Offered through Instagram, Twitter, and Facebook.

http://artemagazine.it/attualita/item/10956-parte-uffizi-decameron-un-rifugio-virtuale-ai-tempi-del-coronavirus

http://musefirenze.it/coronavirus-anche-i-musei-civici-sono-museichiusimuseiaperti/

Perhaps others will follow suit. If you see anything, please post it here.

(And I apologize for not posting a translation; I don't know how to do that on my IPad!)

Posted by
4668 posts

I realize that there is no alternative right now. And I don't mean to sound pedantic. But twenty years ago, it was quite controversial when the Annenberg Foundation (in Philadelphia) announced an immense project to expose K-12 students to reproductions of fine art. The plan was eventually shelved, because it received so many bad reactions about the difference between looking at reproductions and looking at the real thing.

As someone from the performing arts, I worry about people losing the habit of viewing live performance in the next few months, and the consequent disappearance of vast numbers of jobs (never mind disappearance of the art!) If this sounds far-fetched to you, consider how much the development of music streaming has reduced both interest and discriminating connoisseurship among younger music lovers. An example of the latter term is the demand for studio-effects, like self-duets, in live-performance settings.

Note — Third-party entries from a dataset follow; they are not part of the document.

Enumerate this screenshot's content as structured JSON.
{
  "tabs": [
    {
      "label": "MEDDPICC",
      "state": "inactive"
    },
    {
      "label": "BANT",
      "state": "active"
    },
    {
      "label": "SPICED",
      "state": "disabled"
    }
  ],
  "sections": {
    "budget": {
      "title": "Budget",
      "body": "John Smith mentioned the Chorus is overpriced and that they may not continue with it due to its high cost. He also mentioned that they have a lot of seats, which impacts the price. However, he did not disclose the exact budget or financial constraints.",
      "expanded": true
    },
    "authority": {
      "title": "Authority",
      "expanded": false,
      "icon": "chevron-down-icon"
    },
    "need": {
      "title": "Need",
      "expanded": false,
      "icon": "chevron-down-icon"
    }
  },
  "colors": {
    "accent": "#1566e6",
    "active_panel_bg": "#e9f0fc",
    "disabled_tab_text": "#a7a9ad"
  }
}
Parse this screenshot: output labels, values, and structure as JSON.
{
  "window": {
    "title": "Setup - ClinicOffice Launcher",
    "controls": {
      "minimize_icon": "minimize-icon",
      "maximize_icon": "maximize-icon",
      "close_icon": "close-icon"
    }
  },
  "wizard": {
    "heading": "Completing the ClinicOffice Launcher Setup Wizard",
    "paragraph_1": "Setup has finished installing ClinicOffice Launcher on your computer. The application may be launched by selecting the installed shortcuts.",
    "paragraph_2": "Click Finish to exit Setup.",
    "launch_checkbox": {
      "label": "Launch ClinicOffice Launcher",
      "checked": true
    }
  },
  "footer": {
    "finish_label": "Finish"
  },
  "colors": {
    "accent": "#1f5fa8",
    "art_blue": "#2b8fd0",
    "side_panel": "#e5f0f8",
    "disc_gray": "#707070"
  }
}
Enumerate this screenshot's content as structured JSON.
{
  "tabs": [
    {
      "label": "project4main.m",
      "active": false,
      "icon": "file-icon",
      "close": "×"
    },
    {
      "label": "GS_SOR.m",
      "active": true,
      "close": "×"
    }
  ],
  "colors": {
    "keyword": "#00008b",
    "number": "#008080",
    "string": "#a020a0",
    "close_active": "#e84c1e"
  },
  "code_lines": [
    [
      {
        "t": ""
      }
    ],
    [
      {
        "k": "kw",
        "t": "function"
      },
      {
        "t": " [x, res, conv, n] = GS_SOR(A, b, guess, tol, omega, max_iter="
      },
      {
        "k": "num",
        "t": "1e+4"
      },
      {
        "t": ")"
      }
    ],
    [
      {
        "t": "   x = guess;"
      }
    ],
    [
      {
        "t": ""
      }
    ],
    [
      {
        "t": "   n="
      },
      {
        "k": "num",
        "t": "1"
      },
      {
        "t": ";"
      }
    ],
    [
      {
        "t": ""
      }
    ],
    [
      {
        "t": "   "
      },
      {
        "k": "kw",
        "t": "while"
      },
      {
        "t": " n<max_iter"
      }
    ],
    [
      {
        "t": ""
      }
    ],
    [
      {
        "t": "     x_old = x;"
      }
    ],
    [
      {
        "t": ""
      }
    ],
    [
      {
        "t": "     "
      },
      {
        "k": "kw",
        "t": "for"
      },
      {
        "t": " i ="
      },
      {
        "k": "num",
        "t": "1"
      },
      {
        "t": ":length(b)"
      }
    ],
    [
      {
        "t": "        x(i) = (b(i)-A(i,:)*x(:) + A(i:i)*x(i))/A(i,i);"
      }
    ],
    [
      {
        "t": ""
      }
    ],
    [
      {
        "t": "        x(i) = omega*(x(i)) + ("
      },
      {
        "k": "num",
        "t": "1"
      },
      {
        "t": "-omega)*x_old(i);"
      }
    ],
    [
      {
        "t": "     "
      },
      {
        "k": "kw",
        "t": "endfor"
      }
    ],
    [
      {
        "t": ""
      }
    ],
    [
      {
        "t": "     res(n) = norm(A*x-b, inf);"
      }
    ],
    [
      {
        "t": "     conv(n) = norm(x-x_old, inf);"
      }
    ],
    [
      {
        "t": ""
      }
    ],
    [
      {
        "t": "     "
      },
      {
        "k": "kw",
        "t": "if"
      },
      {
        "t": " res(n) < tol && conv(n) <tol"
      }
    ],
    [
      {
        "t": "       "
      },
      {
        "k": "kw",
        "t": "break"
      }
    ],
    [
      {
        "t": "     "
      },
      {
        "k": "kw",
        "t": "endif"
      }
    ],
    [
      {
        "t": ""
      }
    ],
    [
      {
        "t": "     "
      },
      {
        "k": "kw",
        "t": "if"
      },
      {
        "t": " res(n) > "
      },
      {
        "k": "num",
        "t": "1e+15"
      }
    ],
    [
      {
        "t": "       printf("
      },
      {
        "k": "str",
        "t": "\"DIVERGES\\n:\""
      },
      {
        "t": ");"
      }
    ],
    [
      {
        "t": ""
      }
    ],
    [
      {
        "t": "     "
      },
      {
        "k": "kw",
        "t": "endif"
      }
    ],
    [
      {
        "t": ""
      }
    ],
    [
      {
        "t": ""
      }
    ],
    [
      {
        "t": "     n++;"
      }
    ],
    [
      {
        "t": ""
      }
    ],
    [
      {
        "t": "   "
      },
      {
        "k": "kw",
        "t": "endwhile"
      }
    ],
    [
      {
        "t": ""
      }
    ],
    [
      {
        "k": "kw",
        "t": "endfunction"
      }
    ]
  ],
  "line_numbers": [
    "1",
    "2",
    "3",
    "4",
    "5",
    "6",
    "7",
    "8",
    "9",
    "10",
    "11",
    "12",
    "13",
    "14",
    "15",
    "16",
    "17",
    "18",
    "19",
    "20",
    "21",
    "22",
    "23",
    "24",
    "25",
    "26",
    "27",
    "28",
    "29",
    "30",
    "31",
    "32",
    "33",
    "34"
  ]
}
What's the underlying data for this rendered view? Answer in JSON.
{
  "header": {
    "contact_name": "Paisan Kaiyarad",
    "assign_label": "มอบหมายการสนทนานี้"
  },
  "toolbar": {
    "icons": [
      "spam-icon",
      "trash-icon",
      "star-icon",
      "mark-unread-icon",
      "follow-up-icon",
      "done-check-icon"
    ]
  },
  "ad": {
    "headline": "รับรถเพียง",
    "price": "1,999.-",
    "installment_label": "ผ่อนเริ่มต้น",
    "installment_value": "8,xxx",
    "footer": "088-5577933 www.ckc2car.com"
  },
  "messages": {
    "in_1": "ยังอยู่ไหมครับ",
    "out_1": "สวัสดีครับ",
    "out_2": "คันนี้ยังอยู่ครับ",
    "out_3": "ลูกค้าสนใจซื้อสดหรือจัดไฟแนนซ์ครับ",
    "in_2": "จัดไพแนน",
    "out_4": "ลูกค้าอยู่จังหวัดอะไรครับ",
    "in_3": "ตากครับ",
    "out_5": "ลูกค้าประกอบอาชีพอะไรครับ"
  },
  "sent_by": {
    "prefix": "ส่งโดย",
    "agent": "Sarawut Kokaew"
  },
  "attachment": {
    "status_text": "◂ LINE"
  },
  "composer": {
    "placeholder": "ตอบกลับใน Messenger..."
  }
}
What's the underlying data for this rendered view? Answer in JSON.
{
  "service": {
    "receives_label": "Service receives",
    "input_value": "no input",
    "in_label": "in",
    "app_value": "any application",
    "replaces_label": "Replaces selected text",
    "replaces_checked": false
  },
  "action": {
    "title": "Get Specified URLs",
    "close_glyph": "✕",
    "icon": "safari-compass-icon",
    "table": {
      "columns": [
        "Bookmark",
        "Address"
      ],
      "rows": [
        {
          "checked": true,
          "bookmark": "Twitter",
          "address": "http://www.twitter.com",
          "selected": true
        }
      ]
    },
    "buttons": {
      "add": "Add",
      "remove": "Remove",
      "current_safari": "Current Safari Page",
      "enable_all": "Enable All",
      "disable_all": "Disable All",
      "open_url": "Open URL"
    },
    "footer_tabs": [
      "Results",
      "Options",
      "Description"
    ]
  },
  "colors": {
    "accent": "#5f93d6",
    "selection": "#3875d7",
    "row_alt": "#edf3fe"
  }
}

I would much rather hear a performance by, say, Madonna, that is only her own voice, even if it doesn't sound "like" the studio album I am familiar with.

Posted by
2561 posts

I totally get it about the value of live performance and of viewing works of art firsthand. However, under the current circumstances I love the fact that arts organizations of all kinds are reaching out to make their creative output available online.

Years ago a friend was criticized for studying music instead of something "useful" like medicine because the latter "saves lives." He responded, "Music saves souls."

Peace.